CLICK HERE for more information on issue #101.

Murphy was a new face on Australian motorsport scene in 1995 but soon the premier category, Group 3A touring cars as it was then known, was knocking at his door.

He was by now firmly part of the Super Touring 'family', at a time when there were tensions between V8 and Super Touring worlds, but it wasn't an opportunity he was about to pass up.

"There was a lot of politics, people saying this and believing that, but at the end of the day Bathurst was the race and the heroes were still Peter Brock, Dick Johnson, John Bowe, Larry Perkins, Glenn Seton, Mark Skaife and all those guys," says Murphy.

"That was still where it was at in Australia, so when I got the call from the Holden Racing Team (HRT) to do the enduros in 1995 it was a pretty amazing and surreal moment."

Murphy's maiden V8 enduro campaign was forgettable – retirements at both Sandown and Bathurst – but the experience of turning up to Mount Panorama for the first time in a front-running car is still clear in his mind, what with the mania that year over teammate Lowndes, who was returning for the first time since his surprise runner-up result in 1994.

"The first time I ever saw the place was when I drove the Carina in 1994. That was like, 'Holy crap, what I have I got myself into?'" he says.

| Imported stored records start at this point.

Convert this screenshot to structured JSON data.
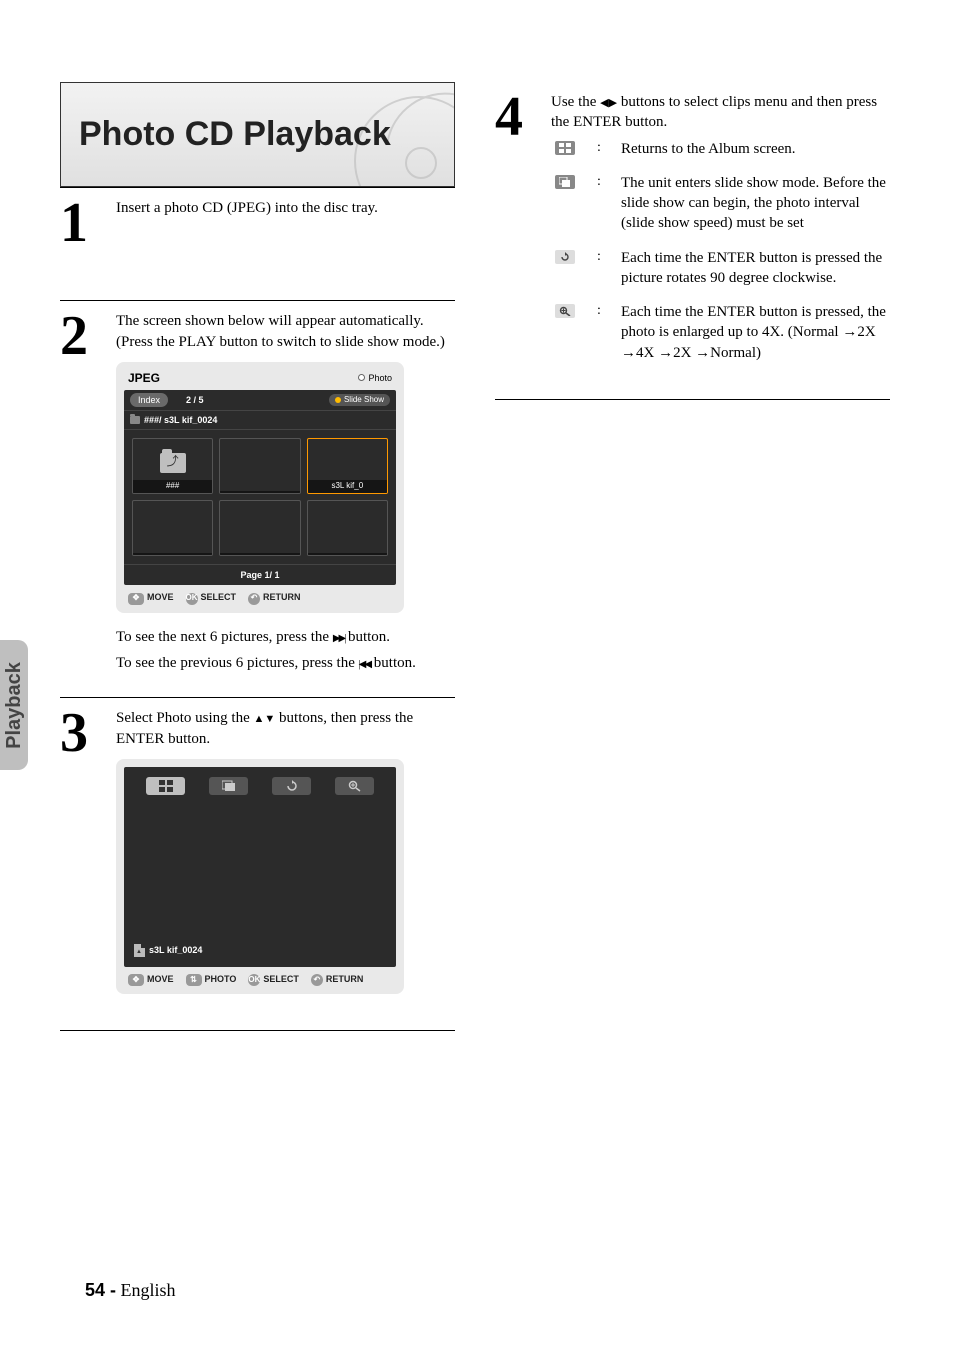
{
  "title": "Photo CD Playback",
  "side_tab": "Playback",
  "footer": {
    "page": "54 -",
    "lang": "English"
  },
  "steps": {
    "s1": {
      "num": "1",
      "text": "Insert a photo CD (JPEG) into the disc tray."
    },
    "s2": {
      "num": "2",
      "text": "The screen shown below will appear automatically. (Press the PLAY button to switch to slide show mode.)",
      "after1": "To see the next 6 pictures, press the",
      "after1b": "button.",
      "after2": "To see the previous 6 pictures, press the",
      "after2b": "button."
    },
    "s3": {
      "num": "3",
      "text_a": "Select Photo using the",
      "text_b": "buttons, then press the ENTER button."
    },
    "s4": {
      "num": "4",
      "text_a": "Use the",
      "text_b": "buttons to select clips menu and then press the ENTER button."
    }
  },
  "screenshot1": {
    "title": "JPEG",
    "photo_label": "Photo",
    "index_label": "Index",
    "index_count": "2 /     5",
    "slide_show": "Slide Show",
    "path": "###/ s3L kif_0024",
    "thumbs": [
      {
        "label": "###",
        "folder": true,
        "selected": false
      },
      {
        "label": "",
        "folder": false,
        "selected": false
      },
      {
        "label": "s3L kif_0",
        "folder": false,
        "selected": true
      },
      {
        "label": "",
        "folder": false,
        "selected": false
      },
      {
        "label": "",
        "folder": false,
        "selected": false
      },
      {
        "label": "",
        "folder": false,
        "selected": false
      }
    ],
    "page": "Page 1/ 1",
    "footer": {
      "move": "MOVE",
      "select": "SELECT",
      "return": "RETURN"
    }
  },
  "screenshot2": {
    "file": "s3L kif_0024",
    "footer": {
      "move": "MOVE",
      "photo": "PHOTO",
      "select": "SELECT",
      "return": "RETURN"
    }
  },
  "icon_list": [
    {
      "desc": "Returns to the Album screen."
    },
    {
      "desc": "The unit enters slide show mode. Before the slide show can begin, the photo interval (slide show speed) must be set"
    },
    {
      "desc": "Each time the ENTER button is pressed the picture rotates 90 degree clockwise."
    },
    {
      "desc": "Each time the ENTER button is pressed, the photo is enlarged up to 4X. (Normal →2X →4X →2X →Normal)"
    }
  ]
}
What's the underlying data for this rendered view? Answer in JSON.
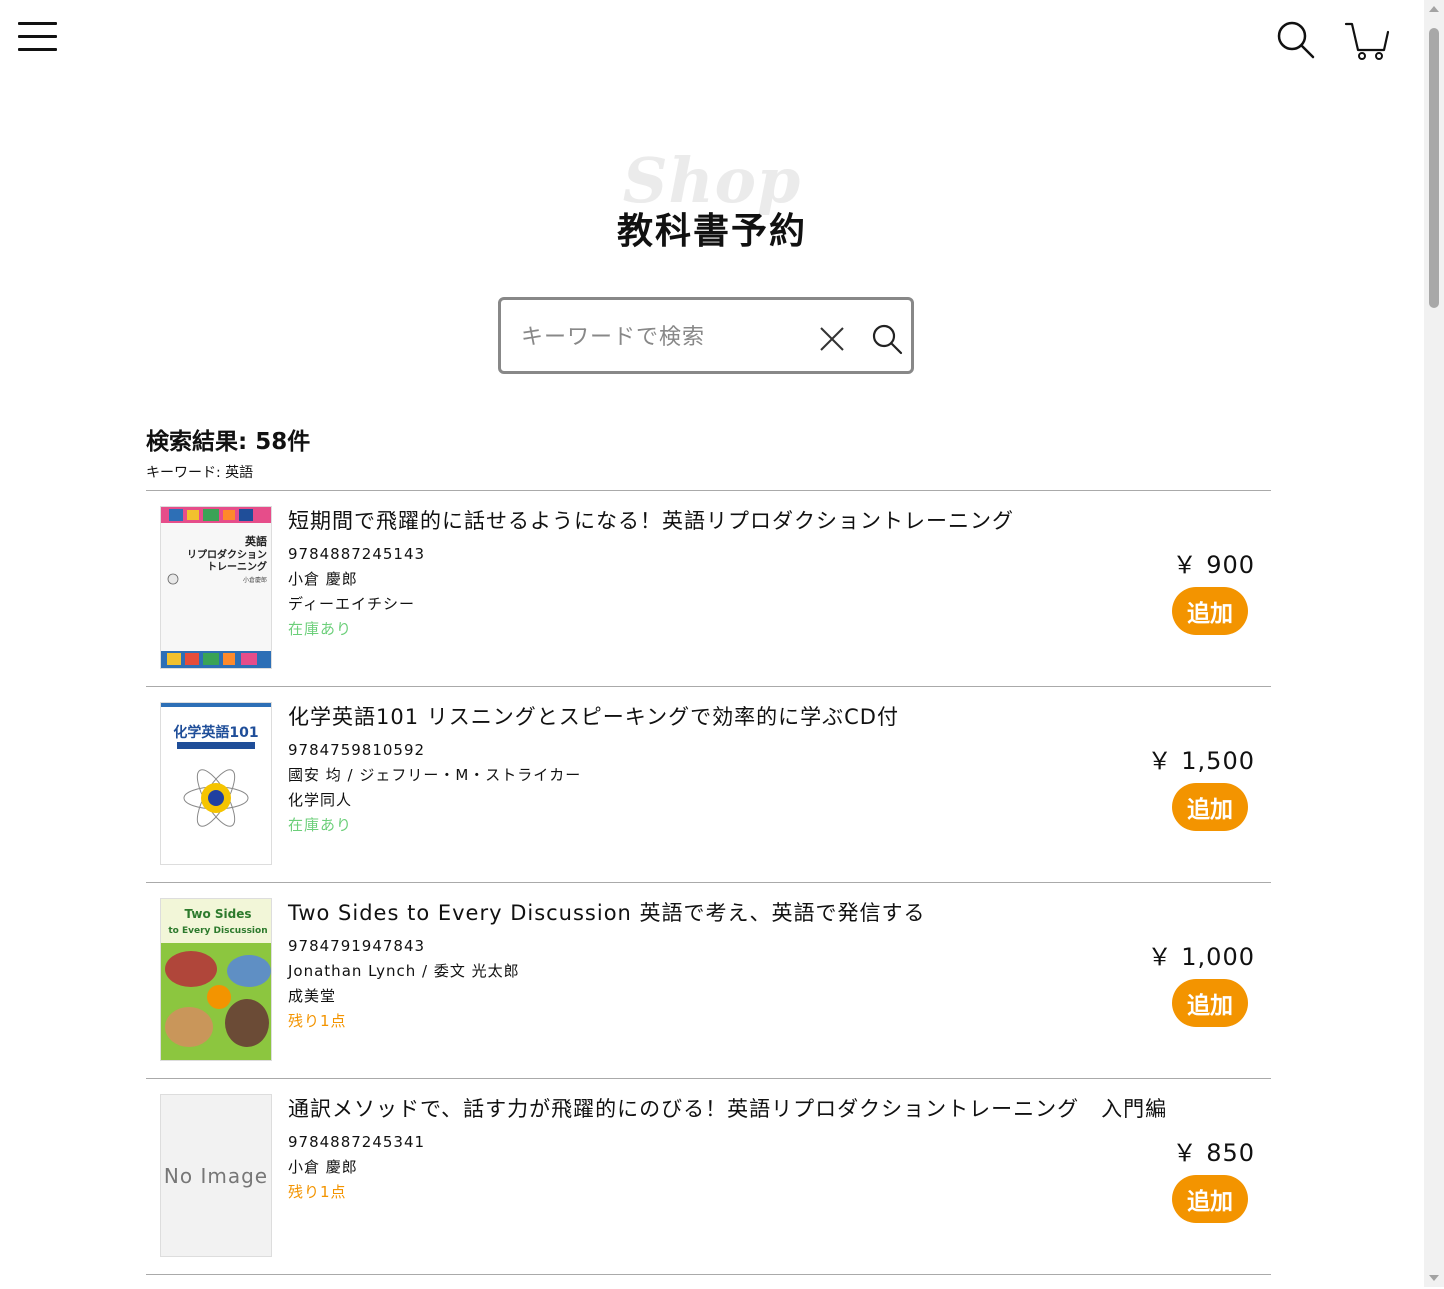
{
  "header": {
    "menu_icon": "hamburger-menu-icon",
    "search_icon": "search-icon",
    "cart_icon": "cart-icon"
  },
  "hero": {
    "bg_text": "Shop",
    "title": "教科書予約"
  },
  "search": {
    "placeholder": "キーワードで検索",
    "value": ""
  },
  "results": {
    "count_label": "検索結果: 58件",
    "keyword_label": "キーワード: 英語"
  },
  "colors": {
    "accent": "#f39400",
    "in_stock": "#6ccf7a",
    "low_stock": "#f39400"
  },
  "items": [
    {
      "title": "短期間で飛躍的に話せるようになる！英語リプロダクショントレーニング",
      "isbn": "9784887245143",
      "author": "小倉 慶郎",
      "publisher": "ディーエイチシー",
      "stock": "在庫あり",
      "stock_status": "in-stock",
      "price": "￥ 900",
      "add_label": "追加",
      "cover_text_1": "英語",
      "cover_text_2": "リプロダクション",
      "cover_text_3": "トレーニング",
      "cover_text_4": "小倉慶郎"
    },
    {
      "title": "化学英語101 リスニングとスピーキングで効率的に学ぶCD付",
      "isbn": "9784759810592",
      "author": "國安 均 / ジェフリー・M・ストライカー",
      "publisher": "化学同人",
      "stock": "在庫あり",
      "stock_status": "in-stock",
      "price": "￥ 1,500",
      "add_label": "追加",
      "cover_text_1": "化学英語101"
    },
    {
      "title": "Two Sides to Every Discussion 英語で考え、英語で発信する",
      "isbn": "9784791947843",
      "author": "Jonathan Lynch / 委文 光太郎",
      "publisher": "成美堂",
      "stock": "残り1点",
      "stock_status": "low-stock",
      "price": "￥ 1,000",
      "add_label": "追加",
      "cover_text_1": "Two Sides",
      "cover_text_2": "to Every Discussion"
    },
    {
      "title": "通訳メソッドで、話す力が飛躍的にのびる！英語リプロダクショントレーニング　入門編",
      "isbn": "9784887245341",
      "author": "小倉 慶郎",
      "stock": "残り1点",
      "stock_status": "low-stock",
      "price": "￥ 850",
      "add_label": "追加",
      "cover_placeholder": "No Image"
    }
  ]
}
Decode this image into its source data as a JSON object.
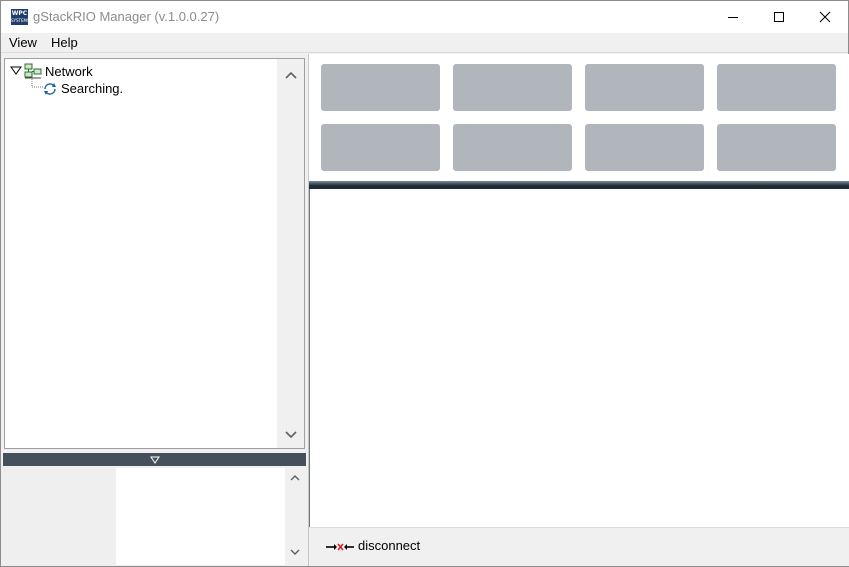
{
  "window": {
    "title": "gStackRIO Manager (v.1.0.0.27)",
    "icon_text_top": "WPC",
    "icon_text_bottom": "SYSTEMS"
  },
  "menu": {
    "items": [
      {
        "label": "View"
      },
      {
        "label": "Help"
      }
    ]
  },
  "tree": {
    "root_label": "Network",
    "child_label": "Searching."
  },
  "status": {
    "connection_label": "disconnect",
    "disconnect_color": "#e81123"
  },
  "colors": {
    "tile": "#b1b6bd",
    "splitter": "#45505c",
    "divider": "#1d2b36"
  },
  "icons": {
    "network": "network-computers-icon",
    "searching": "refresh-icon",
    "disconnect": "disconnect-icon"
  }
}
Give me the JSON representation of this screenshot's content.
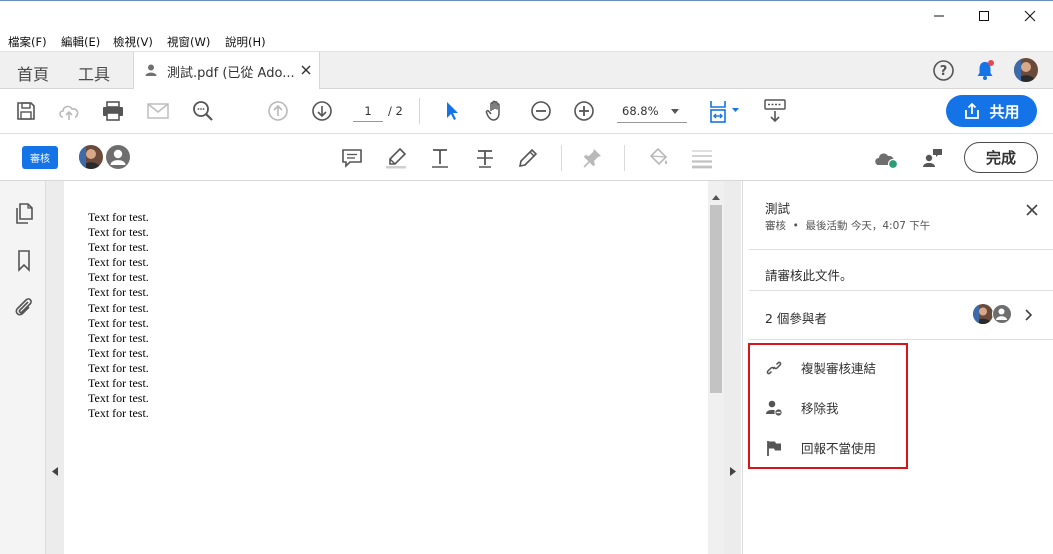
{
  "menu": [
    "檔案(F)",
    "編輯(E)",
    "檢視(V)",
    "視窗(W)",
    "說明(H)"
  ],
  "tabs": {
    "home": "首頁",
    "tools": "工具",
    "doc": "測試.pdf (已從 Ado..."
  },
  "toolbar": {
    "page_current": "1",
    "page_total": "/ 2",
    "zoom": "68.8%",
    "share_label": "共用"
  },
  "review_bar": {
    "badge": "審核",
    "done_label": "完成"
  },
  "document": {
    "lines": [
      "Text for test.",
      "Text for test.",
      "Text for test.",
      "Text for test.",
      "Text for test.",
      "Text for test.",
      "Text for test.",
      "Text for test.",
      "Text for test.",
      "Text for test.",
      "Text for test.",
      "Text for test.",
      "Text for test.",
      "Text for test."
    ]
  },
  "panel": {
    "title": "測試",
    "subtitle": "審核  •  最後活動 今天，4:07 下午",
    "message": "請審核此文件。",
    "participants": "2 個參與者",
    "actions": [
      {
        "label": "複製審核連結",
        "icon": "link-icon"
      },
      {
        "label": "移除我",
        "icon": "remove-user-icon"
      },
      {
        "label": "回報不當使用",
        "icon": "flag-icon"
      }
    ]
  },
  "colors": {
    "accent": "#1473e6",
    "highlight_box": "#d7141a",
    "notify_dot": "#e34850",
    "online": "#2d9d78"
  }
}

"But turning up a year later in a Group 3A touring car, that was massive pressure. Lowndesy was a big focus, he was this kid who'd just taken the world by storm. I was just trying to keep up and it was not easy."

The pair's 1996 enduro campaign has gone down in legend – victory at Sandown and Bathurst for the pair, ushering in the age of the young gun.

1996 put Murphy on the Australian touring-car map and made him a star in New Zealand, a status he really got to bask in when the V8 circus rolled across the Tasman late that year for the Wellington and Pukekohe non- championship races that ran at the time ahead of his promotion into the team full-time from 1997 in place of Europe-bound Lowndes.

"Here I was with a HRT car and Peter Brock as my teammate, and it was my car, with just my name on the door," he says.

CLICK HERE to purchase issue #101 to read the full feature.


Event Date
Superloop Adelaide 500 February 20-23
Melbourne 400 March 12-15
Tyrepower Tasmania Super400  April 3-5
ITM Auckland Super400 April 24-26
PIRTEK Perth SuperNight May 15-17
Truck Assist Winton Super400 June 5-7
Watpac Townsville 400 June 26-28
BetEasy Darwin Triple Crown July 17-19
Sydney SuperNight August 28-30
OTR The Bend 500 September 18-20
Supercheap Auto Bathurst 1000 October 8-11
Vodafone Gold Coast 600 Oct. 30-Nov. 1
Penrite Oil Sandown Super400  November 20-22
Coates Hire Newcastle 500 December 4-6



1. Scott McLaughlin
2. Jamie Whincup
261 -27
3. Chaz Mostert
234 -54
4. Cameron Waters
231 -57
5. Will Davison
231 -57
6. David Reynolds
210 -78
7. Lee Holdsworth
171 -117
8. Mark Winterbottom
162 -126
9. Fabian Coulthard
162 -126
10. Rick Kelly
150 -138

Full championship standings